In France, Wagner fell from grace; in Germany, he became weaponized.
Enter Adolf Hitler, who ushers us into what was inevitably going to be the dark heart of the book, with a few answers. Ross doesn’t flinch from the horrors, but he finds, perhaps to his own surprise, that Hitler’s Wagner was in many ways a fundamental distortion of both the work and the man. “The military state that devised Operation Alberich and Plan Hagen was internalizing the ethos of hardness that Wagner’s philosophy of compassion strove to overcome.… The 1848 dream of the overthrow of worldly power gave way to a cult of force: all irony was stripped from the Entry of the Gods into Valhalla.” Ross brings us to the present day, where Bayreuth, no longer the temple of German supremacy, has become, instead, the forum in which Germany questions its own past—to excess, in fact. Scarcely a production fails to feature Nazis, which is now no longer a provocation but merely a convention; the booing is part of the ritual.
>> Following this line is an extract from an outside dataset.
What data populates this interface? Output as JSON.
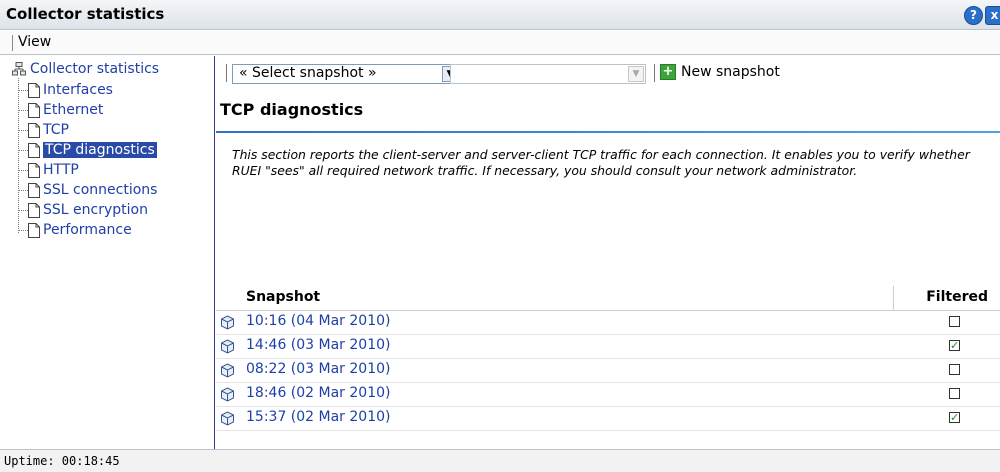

By the end of the book, you may not like Wagner any more than you did before, you may not enjoy his music any more than you have in the past, but you will be compelled to admit that he was an absolutely titanic figure, whose influence and traces are everywhere, in areas scarcely touched on in this review. One of the key figures in Western cultural history, and indeed in the history of the West, period, Wagner was a figure at once atavistic and forward-looking, who fundamentally remade the arts—music and drama—that he practiced, and who is so complex and on such a scale that the study of him is inexhaustible. The miracle of Ross’s book is that it is so fresh and so personal; his intellectual stamina, though prodigious, is never flaunted. In a “postlude” he writes about himself: “At the end of my college years, my life veered in a somewhat chaotic, self-destructive direction. It was at this point, naturally, that I began to fall in love with Wagner.... None of this is interesting except insofar as I am a typical case. My immersion in Wagnerism has led me to realize that I had been reciting a dog-eared script of passionate ambivalence.”
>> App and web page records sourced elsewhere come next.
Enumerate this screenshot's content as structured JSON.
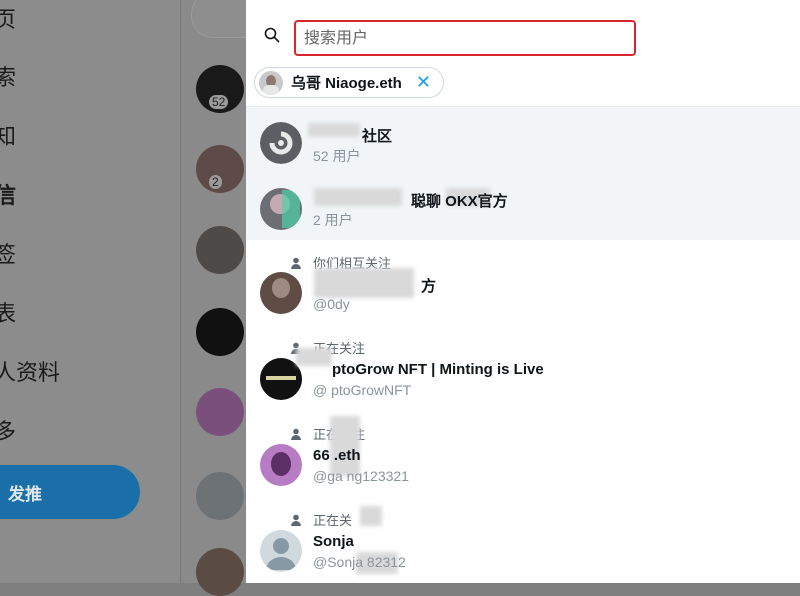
{
  "background": {
    "nav_items": [
      "页",
      "索",
      "知",
      "信",
      "签",
      "表",
      "人资料",
      "多"
    ],
    "post_button": "发推",
    "badges": [
      "52",
      "2"
    ]
  },
  "search": {
    "placeholder": "搜索用户",
    "value": ""
  },
  "selected_chip": {
    "label": "乌哥 Niaoge.eth",
    "close_icon": "close-icon"
  },
  "results": [
    {
      "name": "社区",
      "sub": "52 用户",
      "selected": true
    },
    {
      "name": "聪聊          OKX官方",
      "sub": "2 用户",
      "selected": true
    },
    {
      "relation": "你们相互关注",
      "name": "方",
      "handle": "@0dy"
    },
    {
      "relation": "正在关注",
      "name": "ptoGrow NFT | Minting is Live",
      "handle": "@ ptoGrowNFT"
    },
    {
      "relation": "正在关注",
      "name": "66     .eth",
      "handle": "@ga       ng123321"
    },
    {
      "relation": "正在关",
      "name": "Sonja",
      "handle": "@Sonja       82312"
    }
  ],
  "colors": {
    "accent": "#1d9bf0",
    "highlight_border": "#d8262b",
    "overlay": "#7f7f7f"
  }
}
Ross’s final verdict: “When we look at Wagner, we are gazing into a magnifying mirror of the soul of the human species. What we hate in it, we hate in ourselves; what we love in it, we love in ourselves, also. In the distance, we may catch glimpses of some higher realm, some glimmering temple, some ecstasy of knowledge and compassion. But it is only a shadow on the wall, an echo from the pit. The vision fades, the curtain falls, and we shuffle back in silence to the world as it is.”
Is he the Wizard of Oz, then? Is there really no one and nothing behind it all? Surely Ross is too pessimistic. After the curtain has fallen, after the echo from the pit has died out, after the vision has faded, are our heads not filled with the bewitching sounds we have heard? Are not the often suppressed emotions to which we have been stirred now alive again in us? The force of nature that he is, destructive and healing at one and the same time, will not be easily stilled.
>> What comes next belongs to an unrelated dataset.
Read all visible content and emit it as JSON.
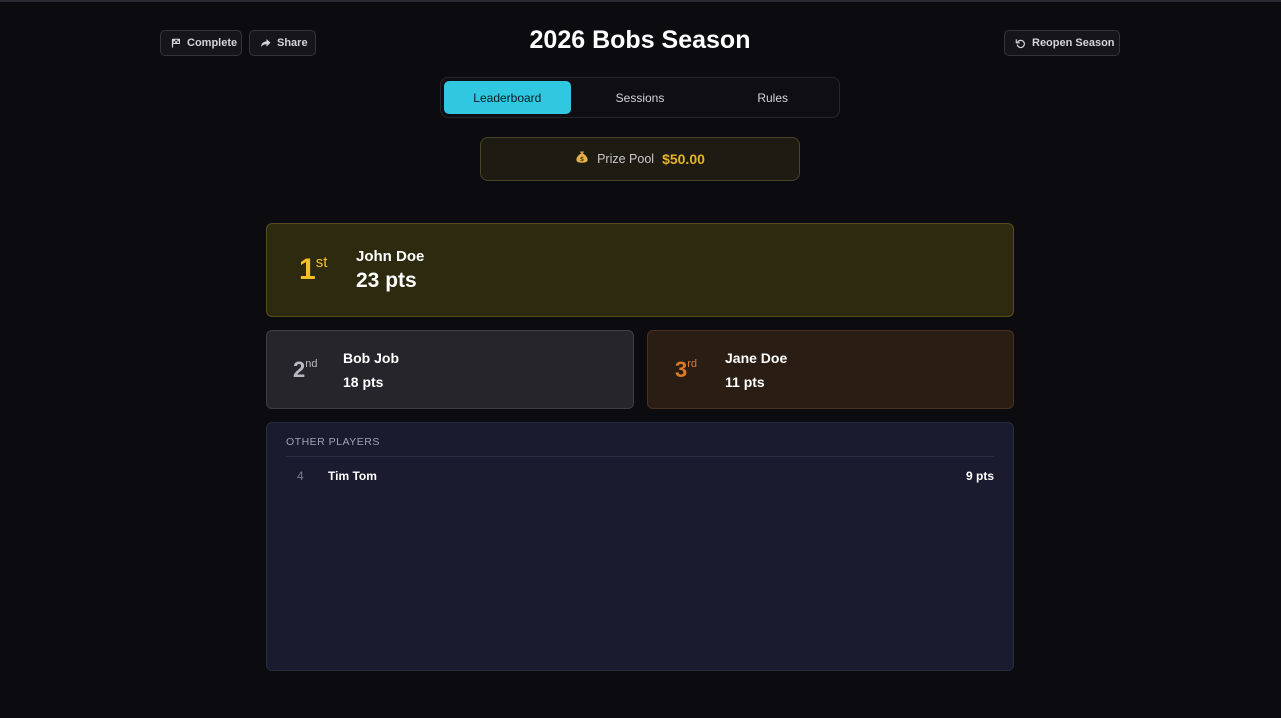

Simon Callow is an actor and director, and the author of several books, including an acclaimed three-volume biography of Orson Welles